- _TASK BRIEF_: Please return every line in the following data that includes the string "title".

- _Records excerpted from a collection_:
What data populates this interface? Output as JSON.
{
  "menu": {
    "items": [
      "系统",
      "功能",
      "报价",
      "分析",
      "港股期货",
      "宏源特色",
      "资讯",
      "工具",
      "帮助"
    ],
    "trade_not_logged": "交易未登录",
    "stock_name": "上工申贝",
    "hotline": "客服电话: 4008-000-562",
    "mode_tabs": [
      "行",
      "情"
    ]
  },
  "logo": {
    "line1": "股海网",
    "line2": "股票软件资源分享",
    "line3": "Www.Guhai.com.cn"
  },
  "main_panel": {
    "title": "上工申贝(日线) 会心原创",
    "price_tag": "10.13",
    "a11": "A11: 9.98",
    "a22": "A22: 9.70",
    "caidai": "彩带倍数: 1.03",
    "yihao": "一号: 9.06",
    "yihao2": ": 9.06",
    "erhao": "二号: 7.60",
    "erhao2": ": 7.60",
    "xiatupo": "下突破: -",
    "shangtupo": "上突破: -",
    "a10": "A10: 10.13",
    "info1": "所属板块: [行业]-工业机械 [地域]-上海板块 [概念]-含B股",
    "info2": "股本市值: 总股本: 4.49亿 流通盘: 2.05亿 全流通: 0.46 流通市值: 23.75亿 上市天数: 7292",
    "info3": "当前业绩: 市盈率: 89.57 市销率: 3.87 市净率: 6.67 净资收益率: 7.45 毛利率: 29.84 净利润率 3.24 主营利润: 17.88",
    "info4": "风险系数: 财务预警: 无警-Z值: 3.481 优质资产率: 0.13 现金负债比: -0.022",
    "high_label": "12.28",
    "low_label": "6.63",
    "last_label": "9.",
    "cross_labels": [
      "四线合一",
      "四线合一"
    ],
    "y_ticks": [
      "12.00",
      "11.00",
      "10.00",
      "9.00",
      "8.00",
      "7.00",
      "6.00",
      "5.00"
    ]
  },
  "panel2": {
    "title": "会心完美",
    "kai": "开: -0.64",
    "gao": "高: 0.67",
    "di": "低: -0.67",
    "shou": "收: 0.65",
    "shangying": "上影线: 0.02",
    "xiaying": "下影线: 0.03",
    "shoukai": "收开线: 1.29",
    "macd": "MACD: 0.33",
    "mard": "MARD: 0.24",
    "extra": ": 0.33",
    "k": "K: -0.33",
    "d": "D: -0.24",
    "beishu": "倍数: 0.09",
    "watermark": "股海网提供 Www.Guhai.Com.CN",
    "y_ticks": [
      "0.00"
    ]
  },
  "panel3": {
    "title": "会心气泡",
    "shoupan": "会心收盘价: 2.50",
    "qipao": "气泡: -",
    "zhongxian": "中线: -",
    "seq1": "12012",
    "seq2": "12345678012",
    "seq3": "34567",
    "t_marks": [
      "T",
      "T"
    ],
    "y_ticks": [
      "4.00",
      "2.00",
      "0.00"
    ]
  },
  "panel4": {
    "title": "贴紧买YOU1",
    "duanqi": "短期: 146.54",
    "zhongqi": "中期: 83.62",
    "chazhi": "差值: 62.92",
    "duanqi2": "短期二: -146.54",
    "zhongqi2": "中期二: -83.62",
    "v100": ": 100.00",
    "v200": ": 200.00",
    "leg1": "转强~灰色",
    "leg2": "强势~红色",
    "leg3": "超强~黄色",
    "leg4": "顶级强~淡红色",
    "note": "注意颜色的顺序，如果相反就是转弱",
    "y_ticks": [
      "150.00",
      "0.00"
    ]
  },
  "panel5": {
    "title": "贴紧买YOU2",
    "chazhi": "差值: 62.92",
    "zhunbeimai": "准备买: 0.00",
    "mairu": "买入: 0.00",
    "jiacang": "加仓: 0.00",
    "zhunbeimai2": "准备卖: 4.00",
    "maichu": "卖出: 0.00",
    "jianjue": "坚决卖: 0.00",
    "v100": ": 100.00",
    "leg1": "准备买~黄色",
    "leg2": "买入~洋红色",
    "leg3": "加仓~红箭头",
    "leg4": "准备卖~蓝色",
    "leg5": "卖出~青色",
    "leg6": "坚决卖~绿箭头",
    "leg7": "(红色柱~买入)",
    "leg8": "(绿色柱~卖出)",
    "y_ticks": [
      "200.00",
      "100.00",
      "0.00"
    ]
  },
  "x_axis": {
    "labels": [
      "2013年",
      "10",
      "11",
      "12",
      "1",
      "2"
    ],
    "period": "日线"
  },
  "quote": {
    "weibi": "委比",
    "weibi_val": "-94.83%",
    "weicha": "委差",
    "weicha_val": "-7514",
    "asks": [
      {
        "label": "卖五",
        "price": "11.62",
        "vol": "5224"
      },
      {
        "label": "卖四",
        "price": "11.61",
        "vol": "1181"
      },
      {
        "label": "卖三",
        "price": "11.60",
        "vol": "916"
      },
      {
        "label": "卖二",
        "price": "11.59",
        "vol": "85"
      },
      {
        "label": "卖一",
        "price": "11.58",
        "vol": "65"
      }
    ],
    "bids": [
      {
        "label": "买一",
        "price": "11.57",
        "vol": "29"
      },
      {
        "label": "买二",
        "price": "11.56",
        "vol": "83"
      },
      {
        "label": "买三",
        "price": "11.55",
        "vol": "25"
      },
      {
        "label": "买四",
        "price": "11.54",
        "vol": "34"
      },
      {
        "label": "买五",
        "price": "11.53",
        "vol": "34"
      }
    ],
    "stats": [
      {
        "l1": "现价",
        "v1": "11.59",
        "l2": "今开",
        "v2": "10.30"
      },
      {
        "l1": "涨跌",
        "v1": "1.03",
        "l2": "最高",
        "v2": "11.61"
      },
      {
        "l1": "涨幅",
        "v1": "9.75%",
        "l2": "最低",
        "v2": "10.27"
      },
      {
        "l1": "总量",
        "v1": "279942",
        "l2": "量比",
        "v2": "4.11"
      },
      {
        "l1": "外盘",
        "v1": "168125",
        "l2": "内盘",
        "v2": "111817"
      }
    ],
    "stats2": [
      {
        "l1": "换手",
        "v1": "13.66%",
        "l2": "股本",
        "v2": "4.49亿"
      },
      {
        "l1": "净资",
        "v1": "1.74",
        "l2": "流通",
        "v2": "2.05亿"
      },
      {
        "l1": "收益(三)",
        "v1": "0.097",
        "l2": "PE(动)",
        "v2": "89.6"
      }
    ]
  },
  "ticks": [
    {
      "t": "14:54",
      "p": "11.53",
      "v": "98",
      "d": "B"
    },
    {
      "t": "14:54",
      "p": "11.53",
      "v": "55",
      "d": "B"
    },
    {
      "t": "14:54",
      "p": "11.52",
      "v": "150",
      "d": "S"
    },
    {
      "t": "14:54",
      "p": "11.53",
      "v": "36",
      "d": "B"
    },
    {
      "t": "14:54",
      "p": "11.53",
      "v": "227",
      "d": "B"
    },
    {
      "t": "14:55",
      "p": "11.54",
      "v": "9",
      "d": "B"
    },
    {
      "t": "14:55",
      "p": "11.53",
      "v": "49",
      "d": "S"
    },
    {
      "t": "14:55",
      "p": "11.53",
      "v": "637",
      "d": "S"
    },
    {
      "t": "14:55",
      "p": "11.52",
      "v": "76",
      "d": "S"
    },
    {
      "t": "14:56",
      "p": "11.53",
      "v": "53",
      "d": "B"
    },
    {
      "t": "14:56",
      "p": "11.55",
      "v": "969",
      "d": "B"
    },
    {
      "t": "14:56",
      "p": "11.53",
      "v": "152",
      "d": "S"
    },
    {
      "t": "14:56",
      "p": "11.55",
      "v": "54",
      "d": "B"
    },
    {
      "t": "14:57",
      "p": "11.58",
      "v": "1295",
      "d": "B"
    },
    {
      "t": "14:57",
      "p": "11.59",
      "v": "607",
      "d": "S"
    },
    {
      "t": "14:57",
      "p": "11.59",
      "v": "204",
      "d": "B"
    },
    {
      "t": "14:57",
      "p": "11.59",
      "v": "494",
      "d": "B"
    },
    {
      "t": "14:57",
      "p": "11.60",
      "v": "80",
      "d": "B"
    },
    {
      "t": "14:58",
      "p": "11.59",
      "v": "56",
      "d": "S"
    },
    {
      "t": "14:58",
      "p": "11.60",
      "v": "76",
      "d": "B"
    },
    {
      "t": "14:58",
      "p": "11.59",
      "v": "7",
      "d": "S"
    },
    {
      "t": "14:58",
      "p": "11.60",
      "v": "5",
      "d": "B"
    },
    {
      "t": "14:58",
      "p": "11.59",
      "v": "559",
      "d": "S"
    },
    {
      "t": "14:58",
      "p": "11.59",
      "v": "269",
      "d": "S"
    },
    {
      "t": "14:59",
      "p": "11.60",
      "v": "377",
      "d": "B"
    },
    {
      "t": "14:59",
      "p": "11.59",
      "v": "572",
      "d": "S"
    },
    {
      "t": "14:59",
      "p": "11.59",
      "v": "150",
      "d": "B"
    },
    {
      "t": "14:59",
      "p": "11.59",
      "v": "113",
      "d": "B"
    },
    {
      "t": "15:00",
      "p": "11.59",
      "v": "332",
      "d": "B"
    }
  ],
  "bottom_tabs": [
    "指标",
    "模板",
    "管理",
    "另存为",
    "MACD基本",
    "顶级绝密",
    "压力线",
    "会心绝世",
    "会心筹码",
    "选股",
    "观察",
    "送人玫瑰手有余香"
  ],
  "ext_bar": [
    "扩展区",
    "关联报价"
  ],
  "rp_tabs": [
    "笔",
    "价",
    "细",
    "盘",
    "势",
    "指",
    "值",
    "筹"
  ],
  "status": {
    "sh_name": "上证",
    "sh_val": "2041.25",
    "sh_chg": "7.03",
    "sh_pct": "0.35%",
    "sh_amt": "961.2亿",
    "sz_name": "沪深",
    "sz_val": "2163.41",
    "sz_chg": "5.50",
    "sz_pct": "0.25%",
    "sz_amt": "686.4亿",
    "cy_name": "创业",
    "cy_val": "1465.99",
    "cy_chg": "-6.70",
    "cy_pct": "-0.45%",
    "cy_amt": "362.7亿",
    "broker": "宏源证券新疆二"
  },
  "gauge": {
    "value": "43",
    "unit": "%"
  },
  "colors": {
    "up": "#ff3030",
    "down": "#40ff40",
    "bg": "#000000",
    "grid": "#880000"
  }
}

- _ANSWER BELOW_:
    "title": "上工申贝(日线) 会心原创",
    "title": "会心完美",
    "title": "会心气泡",
    "title": "贴紧买YOU1",
    "title": "贴紧买YOU2",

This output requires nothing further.